(1) I think the POW blocks were in this game before other Mario games. Don't quote me on that, though. (2) Miyamoto is involved with most games by Nintendo, at least somewhat. Back then I imagine he would be more involved in fewer projects, but this is just a guess. (3) Miyamoto is listed only as director or producer in a lot of games. He's more often listed as the producer now. I believe the logic was that he didn't spend a lot of time actually working on the project itself, but was still involved. (4) A lot of games are other peoples' "visions" which Miyamoto is somehow involved in. Not every single game concept comes just from one person. (5) Developers often list nicknames in credits. Sometimes this is an entirely made up person, or the actual person want to distance him or her self from the project. (6) Well, it was a Super Mario game made just for the U.S.A. The title is descriptive, at least. GameFAQs isn't the most reliable source, and which game are you talking about the back of? Doki Doki Panic? Wasn't Doki Doki Panic released first? Why would the box be changed later to include that? That doesn't make sense. (7) When the graphics were improved to include more frames, I imagine it was easier to simply partition new space for graphics, as opposed to trying to recycle all the old space. It's possible some were overwritten due to being "good enough" or changed earlier in devlopment (and the old graphic wasn't needed as a stand-in for as long). (8) Marketing. Mario was an established series here, and Americans have always been prety big on "brands". Doki Doki Panic would have been odd and confusing and put people off. Slapping Mario characters on it made it more commercially viable. --Turkishcoffee 04:12, 10 April 2010 (EDT)
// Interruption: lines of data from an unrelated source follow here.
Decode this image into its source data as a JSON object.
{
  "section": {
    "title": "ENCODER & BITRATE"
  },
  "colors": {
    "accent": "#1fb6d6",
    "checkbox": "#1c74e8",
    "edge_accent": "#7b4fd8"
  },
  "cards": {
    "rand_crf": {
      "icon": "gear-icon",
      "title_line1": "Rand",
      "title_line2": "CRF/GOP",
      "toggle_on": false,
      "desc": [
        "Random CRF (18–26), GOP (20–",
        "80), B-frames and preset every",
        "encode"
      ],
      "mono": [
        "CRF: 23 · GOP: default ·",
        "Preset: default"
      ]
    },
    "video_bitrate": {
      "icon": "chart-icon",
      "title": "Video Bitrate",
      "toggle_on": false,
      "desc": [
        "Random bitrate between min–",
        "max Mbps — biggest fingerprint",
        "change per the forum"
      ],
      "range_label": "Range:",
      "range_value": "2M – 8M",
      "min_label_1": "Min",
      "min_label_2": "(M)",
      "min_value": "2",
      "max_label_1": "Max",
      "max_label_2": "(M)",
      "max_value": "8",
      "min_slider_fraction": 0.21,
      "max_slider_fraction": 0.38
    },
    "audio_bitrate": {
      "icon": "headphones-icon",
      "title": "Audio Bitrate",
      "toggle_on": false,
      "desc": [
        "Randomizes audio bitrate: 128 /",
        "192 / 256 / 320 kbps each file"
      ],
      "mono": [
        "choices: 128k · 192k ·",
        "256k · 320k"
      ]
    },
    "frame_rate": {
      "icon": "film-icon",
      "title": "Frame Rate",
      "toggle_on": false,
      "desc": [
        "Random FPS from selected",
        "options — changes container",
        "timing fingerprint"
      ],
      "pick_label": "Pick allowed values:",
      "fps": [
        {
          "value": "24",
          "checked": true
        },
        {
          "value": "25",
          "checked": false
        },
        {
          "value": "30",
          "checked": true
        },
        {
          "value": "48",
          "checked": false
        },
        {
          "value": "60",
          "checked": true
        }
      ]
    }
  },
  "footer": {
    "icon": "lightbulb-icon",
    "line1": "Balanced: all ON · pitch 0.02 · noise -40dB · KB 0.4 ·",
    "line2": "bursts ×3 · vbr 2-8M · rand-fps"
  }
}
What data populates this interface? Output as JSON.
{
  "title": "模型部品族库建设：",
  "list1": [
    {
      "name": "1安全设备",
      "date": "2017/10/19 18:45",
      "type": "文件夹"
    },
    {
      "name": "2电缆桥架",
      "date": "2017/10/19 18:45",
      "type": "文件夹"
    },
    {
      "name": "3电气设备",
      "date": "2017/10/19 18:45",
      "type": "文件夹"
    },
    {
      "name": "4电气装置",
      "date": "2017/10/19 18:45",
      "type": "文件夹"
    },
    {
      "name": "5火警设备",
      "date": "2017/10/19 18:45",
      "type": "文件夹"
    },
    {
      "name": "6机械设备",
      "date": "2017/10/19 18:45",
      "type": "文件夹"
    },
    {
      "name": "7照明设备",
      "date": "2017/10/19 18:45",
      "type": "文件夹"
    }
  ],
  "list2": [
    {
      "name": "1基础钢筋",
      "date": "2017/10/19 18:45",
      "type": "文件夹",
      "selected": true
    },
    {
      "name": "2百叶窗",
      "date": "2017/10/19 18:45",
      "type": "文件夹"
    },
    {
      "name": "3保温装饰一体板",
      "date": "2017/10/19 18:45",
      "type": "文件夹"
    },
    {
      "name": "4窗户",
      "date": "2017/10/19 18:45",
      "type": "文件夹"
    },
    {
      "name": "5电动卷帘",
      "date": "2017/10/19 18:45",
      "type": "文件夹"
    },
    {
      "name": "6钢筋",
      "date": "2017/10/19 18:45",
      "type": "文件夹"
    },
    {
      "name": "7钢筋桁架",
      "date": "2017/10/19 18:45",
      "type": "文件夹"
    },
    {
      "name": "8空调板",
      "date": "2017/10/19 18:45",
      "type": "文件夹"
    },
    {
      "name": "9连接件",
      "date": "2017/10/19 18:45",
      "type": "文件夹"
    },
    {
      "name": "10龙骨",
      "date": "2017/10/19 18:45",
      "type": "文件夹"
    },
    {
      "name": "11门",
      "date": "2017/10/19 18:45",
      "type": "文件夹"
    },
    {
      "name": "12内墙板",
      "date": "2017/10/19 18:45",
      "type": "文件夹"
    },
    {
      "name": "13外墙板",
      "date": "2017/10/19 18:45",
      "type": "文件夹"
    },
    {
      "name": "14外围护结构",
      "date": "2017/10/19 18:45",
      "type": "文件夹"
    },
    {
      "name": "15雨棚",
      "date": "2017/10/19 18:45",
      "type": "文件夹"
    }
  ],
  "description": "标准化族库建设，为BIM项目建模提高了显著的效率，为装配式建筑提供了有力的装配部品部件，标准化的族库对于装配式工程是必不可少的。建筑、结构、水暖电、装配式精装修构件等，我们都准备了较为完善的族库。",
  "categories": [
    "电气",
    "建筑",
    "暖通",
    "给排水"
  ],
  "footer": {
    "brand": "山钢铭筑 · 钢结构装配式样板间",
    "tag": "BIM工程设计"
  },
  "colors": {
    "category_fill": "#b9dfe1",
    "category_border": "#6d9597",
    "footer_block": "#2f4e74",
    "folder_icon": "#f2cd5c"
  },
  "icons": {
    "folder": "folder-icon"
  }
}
Hah, I think a scan is as reliable as it gets - 525244_2912_back.jpg

On a side note: I don't read Japanese, but I took the liberty of looking for the lettering on the Doki Doki Panic box and looking for it on its description. Guess what? Fifth line down in the blue box (two spaces above mention of Super Mario Bros. 2) is Yume Kojo: Doki Doki Panic. They knew! Also, I guess the animation frames thing makes sense, but neither the heart container nor mushroom are animated... The potion is, though. You'd think they'd change more of the graphics to make it more Mario-like at the time, but I guess they remedied that with the ending. I can see why marketing would definitely be a factor since the did the same thing happened to Kirby's Avalanche, Dr. Robotnik's Mean Bean Machine and Decap Attack (among others like Tetris Attack). And another note is that Phanto's artwork is based on his Doki Doki Panic appearance, but it was completely changed for the new SMB2 and no one made alternate artwork. By the way, POW Blocks originated in Mario Bros. for the Arcade. LinkTheLefty 17:36, 10 April 2010 (EDT)

Well, the graphics space ended up being entirely re-done as the game was re-released on a different type of cart, left over things were just copied (as far as I am aware, all space on a cart is occupied, even if it's filled with junk data). As for ones left in the game, I guess they coped-out with "it's a dream world, making sense is optional". As far as saying on the box it's a remake/rehashing of it (I think I spy a release date in there for YK (it really is called "Yume Kojo", afterall). I think I can also pick out the US release of the Mario version. I guess it was better to say it then try to hide it. People would have noticed anyway. The game wasn't released here, so not nearly as may people would notice (in fact, I'm not sure anyone noticed until the internet happened). Some of the graphics are just puzzling, though. I have no idea why the lamp was replaced with a potion, or why that even was meant to make sense. In fact, the lamp was stretching it. I think it would have made just as much sense as pulling the door out of the ground itself, but I gather it would be too tall and look funny. Also, how many times has Panel de Pon / Tetris Attack been re-done? I can count five off the top of my head. I'm not sure if you could make the argument that Panel de Pon was meant to be a Pokémon puzzle game spin-off, ever. --Turkishcoffee 19:20, 10 April 2010 (EDT)